Don’t Touch!

An Atlantic torpedo ray photographed at Folly Cove, Cape Ann, Massachusetts.

Atlantic torpedo rays aren’t your usual, charismatic touristy rays, like mantas, spotted eagles or even southern stingrays. In a way, they’re more interesting. It’s not for nothing that members of the family Torpedinidae are called electric rays.

The Atlantic torpedo (Torpedo nobiliana) is one of 14 species of Torpedinidae rays worldwide that can deliver an electric shock – most producing less than 80 volts. T. nobiliana delivers up to 220-volts – probably not enough to kill humans, but enough of a wallop to stun them.


An anomaly of T. nobiliana is that information sources about them are plentiful and the information contained in them is contradictory and confusing. Most sources consider them benthic, or bottom-dwelling – but some call them semi-pelagic (free-swimming). That may be because they’re known live along the continental shelf, going to great depths (350 or 3,300 feet, take your pick). But they’re also found in shallow waters, usually on sandy or muddy bottoms – but that may be mostly just the juveniles.

An 1882 drawing depicting the electrical apparatus of an Atlantic torpedo ray. Drawing: A public domain illustration through Wikipedia Commons.
An 1882 drawing depicting the electrical apparatus of an Atlantic torpedo ray. Drawing: A public domain illustration through Wikipedia Commons.


Atlantic torpedoes are found in western Atlantic waters stretching from Nova Scotia to North Carolina, unless they really range to the Florida Keys. And maybe the Gulf of Mexico (or maybe not). They definitely are found in the eastern Atlantic, from Scotland to about halfway down the west coast of Africa – and throughout the Mediterranean Sea.

And maybe, by one source with a cool map, in the Caribbean and as far south as Brazil.

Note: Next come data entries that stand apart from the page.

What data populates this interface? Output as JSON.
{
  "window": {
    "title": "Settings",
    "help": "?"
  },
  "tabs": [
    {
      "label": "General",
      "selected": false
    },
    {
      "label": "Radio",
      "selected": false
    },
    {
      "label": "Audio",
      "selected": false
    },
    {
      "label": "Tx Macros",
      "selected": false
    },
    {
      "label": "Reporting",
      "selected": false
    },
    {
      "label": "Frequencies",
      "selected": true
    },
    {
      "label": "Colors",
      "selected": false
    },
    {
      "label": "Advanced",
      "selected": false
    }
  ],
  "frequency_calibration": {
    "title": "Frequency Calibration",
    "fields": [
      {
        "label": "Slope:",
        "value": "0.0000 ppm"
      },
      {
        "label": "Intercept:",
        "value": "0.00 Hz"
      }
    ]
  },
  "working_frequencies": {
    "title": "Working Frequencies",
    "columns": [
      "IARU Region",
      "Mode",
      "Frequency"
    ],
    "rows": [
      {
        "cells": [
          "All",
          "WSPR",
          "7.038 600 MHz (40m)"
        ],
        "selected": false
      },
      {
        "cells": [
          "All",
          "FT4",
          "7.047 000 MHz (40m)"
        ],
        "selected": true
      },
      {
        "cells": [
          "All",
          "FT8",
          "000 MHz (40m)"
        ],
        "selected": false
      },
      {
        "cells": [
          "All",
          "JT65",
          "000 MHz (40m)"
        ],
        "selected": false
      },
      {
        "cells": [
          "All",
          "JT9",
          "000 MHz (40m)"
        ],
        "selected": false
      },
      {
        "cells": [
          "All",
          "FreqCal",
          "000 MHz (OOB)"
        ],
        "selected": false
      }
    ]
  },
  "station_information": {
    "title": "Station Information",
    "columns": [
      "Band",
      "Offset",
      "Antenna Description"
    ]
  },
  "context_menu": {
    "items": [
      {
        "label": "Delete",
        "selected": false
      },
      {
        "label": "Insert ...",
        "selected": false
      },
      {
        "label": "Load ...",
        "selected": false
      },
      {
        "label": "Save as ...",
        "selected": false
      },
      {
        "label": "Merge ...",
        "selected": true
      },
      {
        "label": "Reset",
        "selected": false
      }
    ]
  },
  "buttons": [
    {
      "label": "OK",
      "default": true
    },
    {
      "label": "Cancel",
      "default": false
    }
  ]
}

Humann’s reliable Florida/Caribbean/Bahamas Reef Fish Identification field guide doesn’t mention them as being there. Peterson’s Atlantic Coast Fishes puts their range as Nova Scotia to North Carolina and possibly Florida (but doubtful in Cuba), with the only other Atlantic electric ray, the lesser electric ray (Narcine brasiliensis) found as far south as northern Argentina. Lesser electric rays are much smaller – about 18 inches in diameter – and discharge a measly 14 to 37 volts.

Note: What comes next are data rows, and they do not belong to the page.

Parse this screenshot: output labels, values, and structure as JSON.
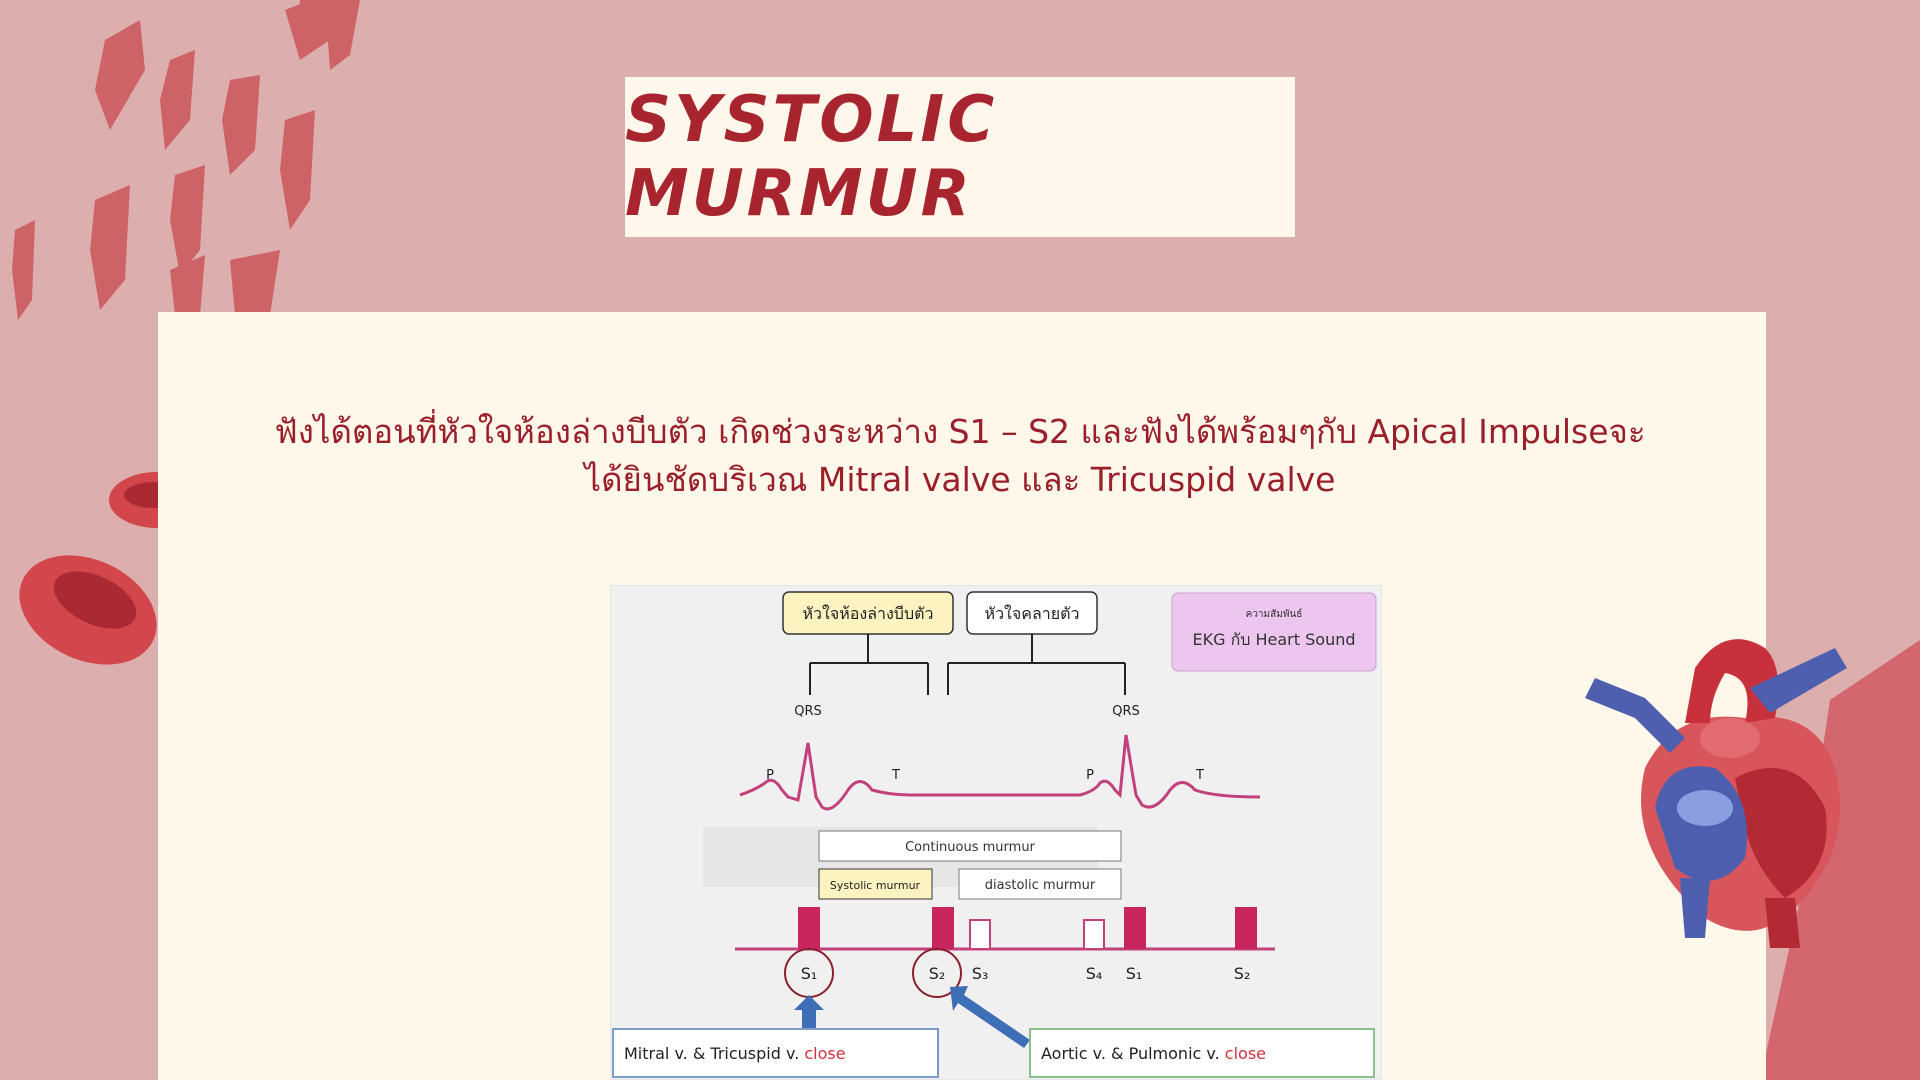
{
  "slide": {
    "title": "SYSTOLIC MURMUR",
    "description_line1": "ฟังได้ตอนที่หัวใจห้องล่างบีบตัว เกิดช่วงระหว่าง S1 – S2 และฟังได้พร้อมๆกับ Apical Impulseจะ",
    "description_line2": "ได้ยินชัดบริเวณ Mitral valve และ Tricuspid valve"
  },
  "diagram": {
    "label_contract": "หัวใจห้องล่างบีบตัว",
    "label_relax": "หัวใจคลายตัว",
    "legend_small": "ความสัมพันธ์",
    "legend_main": "EKG กับ Heart Sound",
    "qrs_left": "QRS",
    "qrs_right": "QRS",
    "wave_p1": "P",
    "wave_t1": "T",
    "wave_p2": "P",
    "wave_t2": "T",
    "continuous_murmur": "Continuous murmur",
    "systolic_murmur": "Systolic murmur",
    "diastolic_murmur": "diastolic murmur",
    "s1": "S₁",
    "s2": "S₂",
    "s3": "S₃",
    "s4": "S₄",
    "s1b": "S₁",
    "s2b": "S₂",
    "mitral_text": "Mitral v. & Tricuspid v.",
    "mitral_close": "close",
    "aortic_text": "Aortic v. & Pulmonic v.",
    "aortic_close": "close"
  },
  "colors": {
    "background": "#ddaeae",
    "accent": "#a8242e",
    "ekg_line": "#c2417c",
    "sound_bar": "#c8245e",
    "arrow": "#3e6fb6"
  }
}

An Atlantic torpedo, approximately five feet across, photographed in about 20 feet of water off Massachusetts’ Cape Ann


Like all rays, Atlantic torpedoes are cartilaginous fishes with broad, flattened pectoral fins that give them the look of disc-shaped bodies trailed by tapering tails. Atlantic torpedoes actually have much more circular bodies than other rays. Dark gray or brown on their dorsal sides and white underneath, they’re among the largest rays – adults can reach about six feet.

They tend to be sluggish unaggressive animals that often bury themselves in the sand or muddy sediments during the day and forage at night. Unlike most rays (possibly, mixed signals, again) they swim not with their “wings” but with their tails, which can make them slow movers.

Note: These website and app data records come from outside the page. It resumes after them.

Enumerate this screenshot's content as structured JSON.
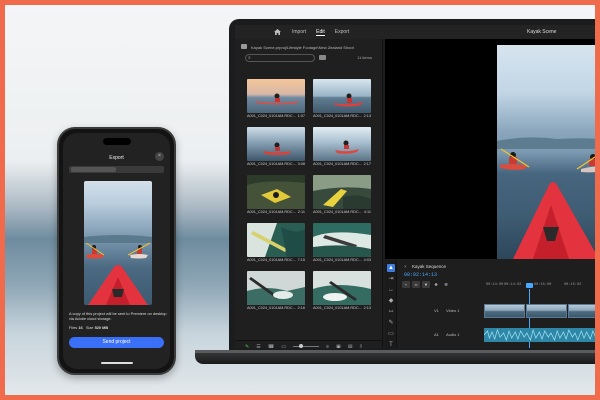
{
  "laptop": {
    "menu": {
      "import": "Import",
      "edit": "Edit",
      "export": "Export",
      "title": "Kayak Scene"
    },
    "project": {
      "path": "Kayak Scene.prproj\\Lifestyle Footage\\New Zealand Shoot",
      "item_count": "11 items",
      "clips": [
        {
          "name": "A001_C024_0101AM.RDC...",
          "duration": "1:07"
        },
        {
          "name": "A001_C024_0101AM.RDC...",
          "duration": "2:13"
        },
        {
          "name": "A001_C024_0101AM.RDC...",
          "duration": "3:08"
        },
        {
          "name": "A001_C024_0101AM.RDC...",
          "duration": "2:17"
        },
        {
          "name": "A001_C024_0101AM.RDC...",
          "duration": "2:11"
        },
        {
          "name": "A001_C024_0101AM.RDC...",
          "duration": "4:11"
        },
        {
          "name": "A001_C024_0101AM.RDC...",
          "duration": "7:15"
        },
        {
          "name": "A001_C024_0101AM.RDC...",
          "duration": "4:03"
        },
        {
          "name": "A001_C024_0101AM.RDC...",
          "duration": "2:16"
        },
        {
          "name": "A001_C024_0101AM.RDC...",
          "duration": "2:13"
        }
      ]
    },
    "timeline": {
      "sequence_name": "Kayak Sequence",
      "timecode": "00:02:14:13",
      "ruler": [
        "00:14:00",
        "00:14:02",
        "00:15:00",
        "00:15:02"
      ],
      "tracks": {
        "video_label": "V1",
        "video_name": "Video 1",
        "audio_label": "A1",
        "audio_name": "Audio 1"
      }
    },
    "colors": {
      "accent": "#4aa8ff",
      "clip_audio": "#2f87a7"
    }
  },
  "phone": {
    "title": "Export",
    "description": "A copy of this project will be sent to Premiere on desktop via Adobe cloud storage.",
    "files_label": "Files",
    "files_value": "16",
    "size_label": "Size",
    "size_value": "520 MB",
    "button": "Send project",
    "colors": {
      "button": "#3a6ff7"
    }
  }
}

Sluggish or not, they’re successful “ambush predators,” striking quickly to stun or kill prey with electric charges generated by stacks of striated muscles located on each side of their heads. They produce current their charges by contracting those kidney-shaped muscle banks.

With jaws that can be significantly extended, they feed on surprisingly large prey, including flounders, mullets, mackerels – and small sharks. In the mixed signals category, they may also forage for mussels and crustaceans buried in the bottom sediments like many other ray species.


Atlantic torpedoes (and all other members of family Torpedinidae) are ovoviviparous – their embryos develop within the mother’s uterus, sustained first by egg yolk, then by “uterine milk.” After about a year of gestation, some 60 little T. nobiliana are born live, each about eight inches long and capable of using their electric powers for good or evil.


The torpedo ray’s electrical capabilities were reportedly utilized by ancient physicians for medical treatments, and the term ”torpedo” comes from the Latin word for numbness, reflecting an electrical shock’s effect. From there the word migrated to cover ocean-based explosive devices, first in the form of underwater mines, then our contemporary word for undersea missiles.

Before kerosene was introduced in the 19th Century, the liver oil of Atlantic torpedoes was prized as a fuel for lamps. Today, the animal is considered to have no commercial value. Information on Atlantic torpedoes is so skimpy because fishes with little financial value are often discarded at sea when caught as bycatches.

Principal Sources: Peterson’s Field Guide to the Atlantic Seashore, Kenneth L. Gosner; Reef Fish Identification Florida, Caribbean, Bahamas, Paul Humann, Ned DeLoach; Encyclopedia of Fishes, John Paxton and William Eschmeyer; Florida Museum of Natural History,; The Shark Trust,; International Union for Conservation of Nature,; Centre for Marine Biodiversity,; National Oceanic and Atmospheric Administration,